-- Records shown follows --

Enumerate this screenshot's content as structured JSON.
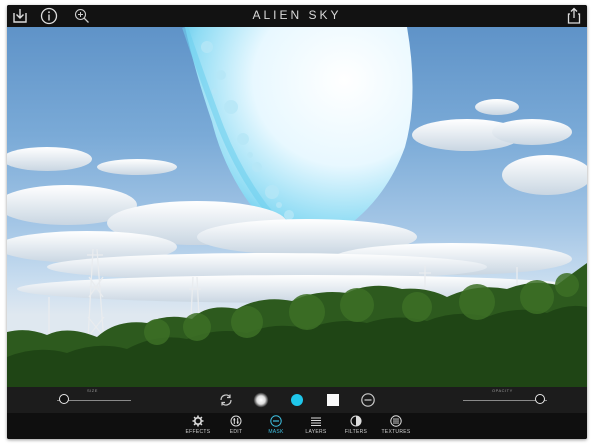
{
  "app": {
    "title": "ALIEN SKY"
  },
  "topbar": {
    "left_icons": [
      "download-icon",
      "info-icon",
      "zoom-in-icon"
    ],
    "right_icons": [
      "share-icon"
    ]
  },
  "controls": {
    "size_label": "SIZE",
    "size_value": 0.1,
    "opacity_label": "OPACITY",
    "opacity_value": 0.92,
    "tools": [
      "rotate-icon",
      "soft-brush-icon",
      "color-swatch-icon",
      "hard-brush-icon",
      "erase-icon"
    ],
    "selected_color": "#1fc6ea"
  },
  "tabs": [
    {
      "label": "EFFECTS",
      "icon": "gear-icon",
      "active": false
    },
    {
      "label": "EDIT",
      "icon": "adjust-icon",
      "active": false
    },
    {
      "label": "MASK",
      "icon": "mask-icon",
      "active": true
    },
    {
      "label": "LAYERS",
      "icon": "layers-icon",
      "active": false
    },
    {
      "label": "FILTERS",
      "icon": "filters-icon",
      "active": false
    },
    {
      "label": "TEXTURES",
      "icon": "textures-icon",
      "active": false
    }
  ],
  "colors": {
    "accent": "#3fbfe0",
    "bar": "#1c1c1c"
  }
}
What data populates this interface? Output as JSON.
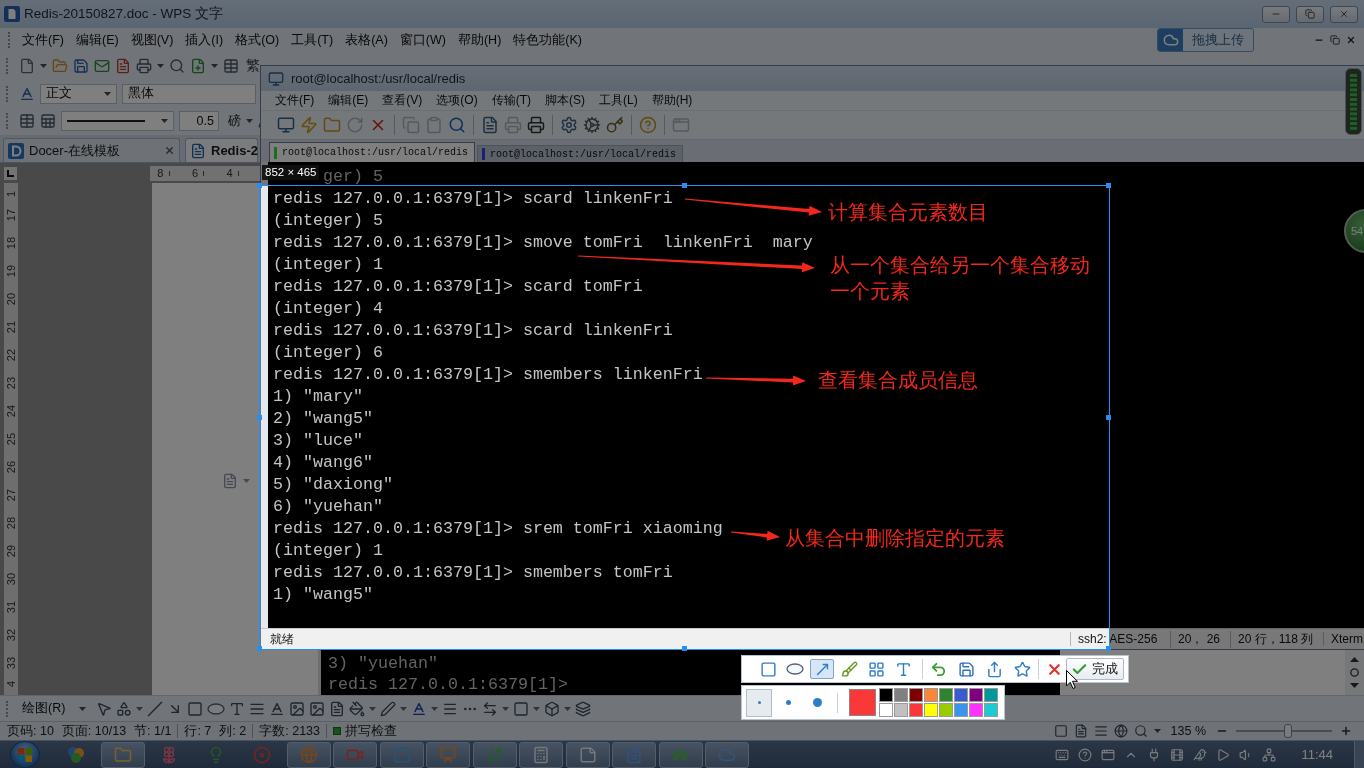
{
  "wps": {
    "title": "Redis-20150827.doc - WPS 文字",
    "menu": [
      "文件(F)",
      "编辑(E)",
      "视图(V)",
      "插入(I)",
      "格式(O)",
      "工具(T)",
      "表格(A)",
      "窗口(W)",
      "帮助(H)",
      "特色功能(K)"
    ],
    "upload_button": "拖拽上传",
    "toolbar_label": "繁",
    "style_box": "正文",
    "font_box": "黑体",
    "line_width": {
      "value": "0.5",
      "unit": "磅"
    },
    "doc_tabs": [
      {
        "label": "Docer-在线模板",
        "selected": false
      },
      {
        "label": "Redis-2",
        "selected": true
      }
    ],
    "horizontal_ruler": [
      "8",
      "6",
      "4"
    ],
    "vertical_ruler": [
      "1",
      "17",
      "18",
      "19",
      "20",
      "21",
      "22",
      "23",
      "24",
      "25",
      "26",
      "27",
      "28",
      "29",
      "30",
      "31",
      "32",
      "33",
      "4"
    ],
    "embedded_screenshot": [
      "3) \"yuehan\"",
      "redis 127.0.0.1:6379[1]>"
    ],
    "drawing_toolbar": "绘图(R)",
    "status_groups": [
      [
        "页码: 10",
        "页面: 10/13",
        "节: 1/1"
      ],
      [
        "行: 7",
        "列: 2"
      ],
      [
        "字数: 2133"
      ]
    ],
    "spell_check": "拼写检查",
    "zoom": {
      "value": "135 %",
      "level": 0.54
    }
  },
  "terminal_window": {
    "title": "root@localhost:/usr/local/redis",
    "menu": [
      "文件(F)",
      "编辑(E)",
      "查看(V)",
      "选项(O)",
      "传输(T)",
      "脚本(S)",
      "工具(L)",
      "帮助(H)"
    ],
    "toolbar": [
      {
        "disabled": false
      },
      {
        "disabled": false
      },
      {
        "disabled": false
      },
      {
        "disabled": true
      },
      {
        "disabled": false
      },
      {
        "disabled": true
      },
      {
        "disabled": true
      },
      {
        "disabled": false
      },
      {
        "disabled": false
      },
      {
        "disabled": true
      },
      {
        "disabled": false
      },
      {
        "disabled": false
      },
      {
        "disabled": false
      },
      {
        "disabled": false
      },
      {
        "disabled": false
      },
      {
        "disabled": true
      }
    ],
    "tabs": [
      {
        "label": "root@localhost:/usr/local/redis",
        "selected": true,
        "color": "#1f6b26"
      },
      {
        "label": "root@localhost:/usr/local/redis",
        "selected": false,
        "color": "#1a2278"
      }
    ],
    "partial_line": "ger) 5",
    "lines": [
      "redis 127.0.0.1:6379[1]> scard linkenFri",
      "(integer) 5",
      "redis 127.0.0.1:6379[1]> smove tomFri  linkenFri  mary",
      "(integer) 1",
      "redis 127.0.0.1:6379[1]> scard tomFri",
      "(integer) 4",
      "redis 127.0.0.1:6379[1]> scard linkenFri",
      "(integer) 6",
      "redis 127.0.0.1:6379[1]> smembers linkenFri",
      "1) \"mary\"",
      "2) \"wang5\"",
      "3) \"luce\"",
      "4) \"wang6\"",
      "5) \"daxiong\"",
      "6) \"yuehan\"",
      "redis 127.0.0.1:6379[1]> srem tomFri xiaoming",
      "(integer) 1",
      "redis 127.0.0.1:6379[1]> smembers tomFri",
      "1) \"wang5\""
    ],
    "status": {
      "text": "就绪",
      "cells": [
        "ssh2: AES-256",
        "20， 26",
        "20 行，118 列",
        "Xterm"
      ]
    }
  },
  "floating_ball": "54",
  "capture": {
    "size_label": "852 × 465",
    "annotations": [
      "计算集合元素数目",
      "从一个集合给另一个集合移动一个元素",
      "查看集合成员信息",
      "从集合中删除指定的元素"
    ],
    "tools": [
      {
        "selected": false
      },
      {
        "selected": false
      },
      {
        "selected": true
      },
      {
        "selected": false
      },
      {
        "selected": false
      },
      {
        "selected": false
      }
    ],
    "done_button": "完成",
    "pen_sizes": [
      {
        "selected": true
      },
      {
        "selected": false
      },
      {
        "selected": false
      }
    ],
    "current_swatch": {
      "color": "#fb3838"
    },
    "swatches": [
      {
        "color": "#000000"
      },
      {
        "color": "#808080"
      },
      {
        "color": "#800000"
      },
      {
        "color": "#f7883a"
      },
      {
        "color": "#308430"
      },
      {
        "color": "#385ad3"
      },
      {
        "color": "#800080"
      },
      {
        "color": "#009999"
      },
      {
        "color": "#ffffff"
      },
      {
        "color": "#c0c0c0"
      },
      {
        "color": "#fb3838"
      },
      {
        "color": "#ffff00"
      },
      {
        "color": "#99cc00"
      },
      {
        "color": "#3895ed"
      },
      {
        "color": "#ff33ff"
      },
      {
        "color": "#1ccbd4"
      }
    ]
  },
  "taskbar": {
    "apps": [
      {
        "running": false
      },
      {
        "running": true
      },
      {
        "running": false
      },
      {
        "running": false
      },
      {
        "running": false
      },
      {
        "running": true
      },
      {
        "running": true
      },
      {
        "running": true
      },
      {
        "running": true
      },
      {
        "running": true
      },
      {
        "running": true
      },
      {
        "running": true
      },
      {
        "running": true
      },
      {
        "running": true
      },
      {
        "running": true
      }
    ],
    "clock": "11:44"
  }
}
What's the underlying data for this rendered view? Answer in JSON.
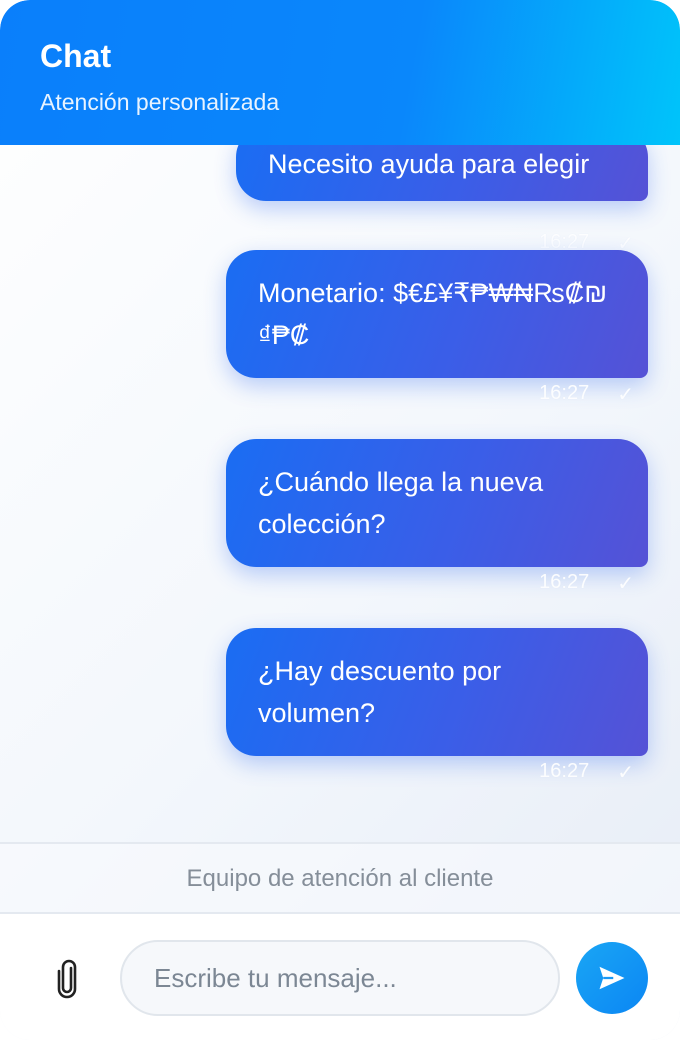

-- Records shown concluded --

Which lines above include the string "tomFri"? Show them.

◆ Expected answer
      "redis 127.0.0.1:6379[1]> smove tomFri  linkenFri  mary",
      "redis 127.0.0.1:6379[1]> scard tomFri",
      "redis 127.0.0.1:6379[1]> srem tomFri xiaoming",
      "redis 127.0.0.1:6379[1]> smembers tomFri",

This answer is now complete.